Some General Characteristics of Deconstructive Readings:
-opposites are already united; they depend on each other integrally, thus,
no presence without absence, etc.
-difference and deferral is inherent in language itself; each word mobilizes
the play of language.
-deconstruction sees conflicting readings of a text as reenactments of
conflict within the text. Each reading would be an attempt to simplify
the interplay of meanings within the text.
-deconstructive readings argue that texts deconstruct themselves, but that
does not mean that the text is bad or meaningless. Rather, a thoughtful
deconstructive reading tries to show the ways that literary writing, which
is self-conscious about words and meaning, might have much to tell us about
our fragmented reality, which is always already in language itself.
1. Signs only mean by difference.
You have heard this before from deSausssure. He worked through the concept
of the sign, he argued that relationship between signifier and signified
is arbitrary, and showed that signs only mean in relation to each other
(remember "muton" and "sheep"?) Derrida quotes deSaussure, who wrote
"in language there are only differences. Even more important: a difference
generally implies positive terms between which the difference is set up;
but in language there are only differences without positive terms." Derrida
re-emphasizes the point that meaning isn't in the signifier itself, but
that it only exists in a network, in relation to other things. Différance
comes before being. This throws the idea of "origin," of true original
meaning, into radical question.
2. At the heart of existence is not "essence" but différance.
With the idea of origin in question, Derrida pushes further than deSaussure
did to claim that there is no absolute identity, nothing that "is itself"
by virtue of its being. Thus transhistorical truth is now only truth by
virtue of difference: nothing stands outside the system of differences.
Derrida encourages us to think of this in terms of "play," by which he
means both a kind of game where winning and losing happen in turn (as opposed
to thinking this problem as the absolute loss of meaning) AND as something
which has some "play" in it, like an "articulated" joint, another favorite
3. Différance calls into question time and space.
The header of this section should serve as a warning: this stuff is dense.

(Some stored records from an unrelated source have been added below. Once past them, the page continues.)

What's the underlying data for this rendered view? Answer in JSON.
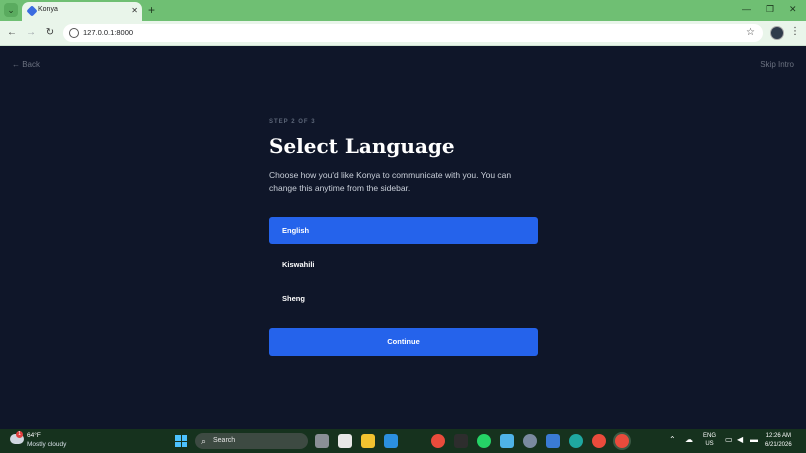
{
  "browser": {
    "tab_title": "Konya",
    "tab_close": "✕",
    "new_tab": "+",
    "url": "127.0.0.1:8000",
    "window_controls": {
      "minimize": "—",
      "maximize": "❐",
      "close": "✕"
    }
  },
  "page": {
    "back_label": "← Back",
    "skip_label": "Skip Intro",
    "step_label": "STEP 2 OF 3",
    "title": "Select Language",
    "description": "Choose how you'd like Konya to communicate with you. You can change this anytime from the sidebar.",
    "options": [
      {
        "label": "English",
        "selected": true
      },
      {
        "label": "Kiswahili",
        "selected": false
      },
      {
        "label": "Sheng",
        "selected": false
      }
    ],
    "continue_label": "Continue"
  },
  "taskbar": {
    "weather_temp": "64°F",
    "weather_desc": "Mostly cloudy",
    "weather_badge": "1",
    "search_label": "Search",
    "lang_line1": "ENG",
    "lang_line2": "US",
    "time": "12:26 AM",
    "date": "6/21/2026"
  },
  "colors": {
    "accent": "#2563eb",
    "page_background": "#0f1629",
    "browser_frame": "#6fbf73"
  }
}
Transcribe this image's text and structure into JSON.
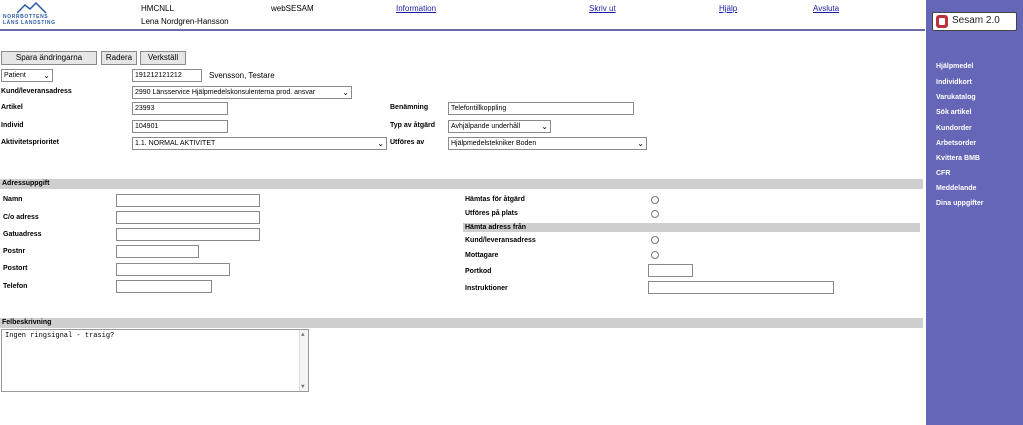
{
  "header": {
    "logo_line1": "NORRBOTTENS",
    "logo_line2": "LÄNS LANDSTING",
    "org_code": "HMCNLL",
    "user_name": "Lena Nordgren-Hansson",
    "app_name": "webSESAM",
    "links": {
      "information": "Information",
      "print": "Skriv ut",
      "help": "Hjälp",
      "logout": "Avsluta"
    }
  },
  "sidebar": {
    "brand": "Sesam 2.0",
    "items": [
      "Hjälpmedel",
      "Individkort",
      "Varukatalog",
      "Sök artikel",
      "Kundorder",
      "Arbetsorder",
      "Kvittera BMB",
      "CFR",
      "Meddelande",
      "Dina uppgifter"
    ]
  },
  "toolbar": {
    "save_label": "Spara ändringarna",
    "delete_label": "Radera",
    "apply_label": "Verkställ"
  },
  "form": {
    "type_select": "Patient",
    "person_id": "191212121212",
    "person_name": "Svensson, Testare",
    "customer_label": "Kund/leveransadress",
    "customer_value": "2990 Länsservice Hjälpmedelskonsulenterna prod. ansvar",
    "article_label": "Artikel",
    "article_value": "23993",
    "name_label": "Benämning",
    "name_value": "Telefontillkoppling",
    "individ_label": "Individ",
    "individ_value": "104901",
    "action_type_label": "Typ av åtgärd",
    "action_type_value": "Avhjälpande underhåll",
    "priority_label": "Aktivitetsprioritet",
    "priority_value": "1.1. NORMAL AKTIVITET",
    "performed_by_label": "Utföres av",
    "performed_by_value": "Hjälpmedelstekniker Boden"
  },
  "address": {
    "section_title": "Adressuppgift",
    "fields": {
      "name": "Namn",
      "co": "C/o adress",
      "street": "Gatuadress",
      "zip": "Postnr",
      "city": "Postort",
      "phone": "Telefon"
    },
    "right": {
      "fetch_for_action": "Hämtas för åtgärd",
      "performed_on_site": "Utföres på plats",
      "fetch_from_title": "Hämta adress från",
      "customer_address": "Kund/leveransadress",
      "receiver": "Mottagare",
      "door_code": "Portkod",
      "instructions": "Instruktioner"
    }
  },
  "fault": {
    "section_title": "Felbeskrivning",
    "text": "Ingen ringsignal - trasig?"
  }
}
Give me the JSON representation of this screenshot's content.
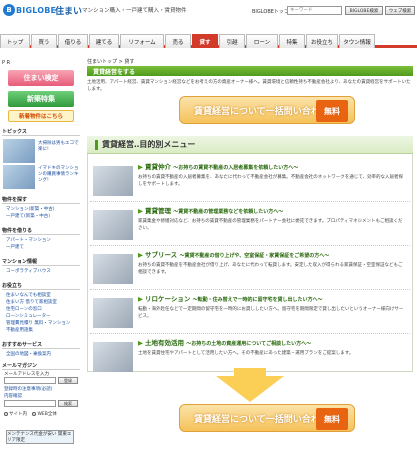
{
  "header": {
    "logo_text": "BIGLOBE",
    "site_name": "住まい",
    "site_sub": "マンション購入・一戸建て購入・賃貸物件",
    "top_link": "BIGLOBEトップ",
    "search_placeholder": "キーワード",
    "search_button": "BIGLOBE検索",
    "web_button": "ウェブ検索"
  },
  "nav": {
    "tabs": [
      {
        "label": "トップ",
        "active": false
      },
      {
        "label": "買う",
        "active": false
      },
      {
        "label": "借りる",
        "active": false
      },
      {
        "label": "建てる",
        "active": false
      },
      {
        "label": "リフォーム",
        "active": false
      },
      {
        "label": "売る",
        "active": false
      },
      {
        "label": "貸す",
        "active": true
      },
      {
        "label": "引越",
        "active": false
      },
      {
        "label": "ローン",
        "active": false
      },
      {
        "label": "特集",
        "active": false
      },
      {
        "label": "お役立ち",
        "active": false
      },
      {
        "label": "タウン情報",
        "active": false
      }
    ]
  },
  "sidebar": {
    "pr": "P R",
    "banners": [
      "住まい検定",
      "新築特集",
      "新着物件はこちら"
    ],
    "topics_title": "トピックス",
    "topics": [
      "大掃除は男もエコで楽に!",
      "イマドキのマンションの購買事情ランキング!"
    ],
    "buy_title": "物件を探す",
    "buy_links": [
      "マンション(新築・中古)",
      "一戸建て(新築・中古)"
    ],
    "rent_title": "物件を借りる",
    "rent_links": [
      "アパート・マンション",
      "一戸建て"
    ],
    "mansion_title": "マンション情報",
    "mansion_links": [
      "コーポラティブハウス"
    ],
    "useful_title": "お役立ち",
    "useful_links": [
      "住まいなんでも相談室",
      "住まい方 借りて家相談室",
      "住宅ローンの窓口",
      "ローンシミュレーター",
      "管理費見積り 無料・マンション",
      "不動産用語集"
    ],
    "service_title": "おすすめサービス",
    "service_links": [
      "全国の地図・乗換案内"
    ],
    "mail_title": "メールマガジン",
    "mail_label": "メールアドレスを入力",
    "mail_register": "登録",
    "mail_desc": "登録時の注意事項(必読)",
    "mail_sub": "内容確認",
    "radio_site": "サイト内",
    "radio_web": "WEB全体",
    "search_btn": "検索",
    "ad": "メンテナンス代金が安い 関東エリア限定"
  },
  "main": {
    "breadcrumb": "住まいトップ > 貸す",
    "title": "賃貸経営をする",
    "intro": "土地活用、アパート経営、賃貸マンション経営などをお考えの方の資産オーナー様へ。賃貸環境と信頼性持ち不動産会社より、あなたの賃貸経営をサポートいたします。",
    "cta_text": "賃貸経営について一括問い合わせする",
    "cta_badge": "無料",
    "menu_title": "賃貸経営‥目的別メニュー",
    "items": [
      {
        "title": "賃貸仲介",
        "sub": "～お持ちの賃貸不動産の入居者募集を依頼したい方へ～",
        "desc": "お持ちの賃貸不動産の入居者募集を、あなたに代わって不動産会社が募集。不動産会社のネットワークを通じて、効率的な入居者探しをサポートします。"
      },
      {
        "title": "賃貸管理",
        "sub": "～賃貸不動産の管理業務などを依頼したい方へ～",
        "desc": "家賃集金や修繕対応など、お持ちの賃貸不動産の管理業務をパートナー会社に委託できます。プロパティマネジメントもご相談ください。"
      },
      {
        "title": "サブリース",
        "sub": "～賃貸不動産の借り上げや、空室保証・家賃保証をご希望の方へ～",
        "desc": "お持ちの賃貸不動産を不動産会社が借り上げ、あなたに代わって転貸します。安定した収入が得られる家賃保証・空室保証などもご相談できます。"
      },
      {
        "title": "リロケーション",
        "sub": "～転勤・住み替えで一時的に留守宅を貸し出したい方へ～",
        "desc": "転勤・海外赴任などで一定期間の留守宅を一時的にお貸ししたい方へ。留守宅を期間限定で貸し出したいというオーナー様向けサービス。"
      },
      {
        "title": "土地有効活用",
        "sub": "～お持ちの土地の資産運用についてご相談したい方へ～",
        "desc": "土地を賃貸住宅やアパートとして活用したい方へ。その不動産にあった建築・運用プランをご提案します。"
      }
    ]
  }
}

Différance is a word Derrida made up to point out the following:
a) Writing is not secondary to speech. The "a" which Derrida puts
into the term can only be read: it sound just the same as the "e"
would in this word in French. He claims that it is merely a comforting
illusion to think that speech and writing are separate, and that writing
is a fallen version of speech. He will proceed to argue that speech as
the prototype and more perfect version of writing tries to deny the radical
insight of deSaussure.
b) Différance is not: it has neither existence or essence.
c) It comes from both "defer," to put off, which is what happens
to meaning in language in a relational system where signs themselves do
not have essential meanings, and from "differ," to be unlike, not identical.
The "ance" gerund form of the word puts it somewhere between passive and
active, like "resonance" or "dissonance."
d) He joins the sense of différance as time (defer) and différance
as space (unlike, distinction between proximate things) to make the point
that an idea of "being" and/or "presence" that has been so central to Western
culture is not so authoritative. If meaning is not "present" within the
sign, and if signs instead signify in relation to one another only, haven't
we been hanging on to an idea of presence-as-authoritative meaning that
has led us to privilege speech over writing? He turns "presence" into a
philosophical security blanket. The instability of "presence" as being
extends to consciousness, which is the idea of self-presence.
4. The trace is the after-effect of différance.
Although we don't get a terribly good definition of the trace in this section,
it is important to Derrida's thought and will be important in Lacan as
well. He discusses the trace as both the mark of the future and the
past in a present moment which is neither. The idea of our present
(a meaning-full present) depends on this trace, which is an effect of writing.
He asserts that the concept of the trace is inseparable from the concept
of difference. He also refers (defers?) to Freud's definition of the trace
as an effort of life to protect itself by deferring the dangerous investment,
by constituting a reserve. We will discuss this phenomenon in the context
of psychoanalysis at greater length. Derrida tackles Heidegger's use of
the trace and, as he does with deSaussure, pushes it further to suggest
that the trace is the "essence of Being" that haunts language.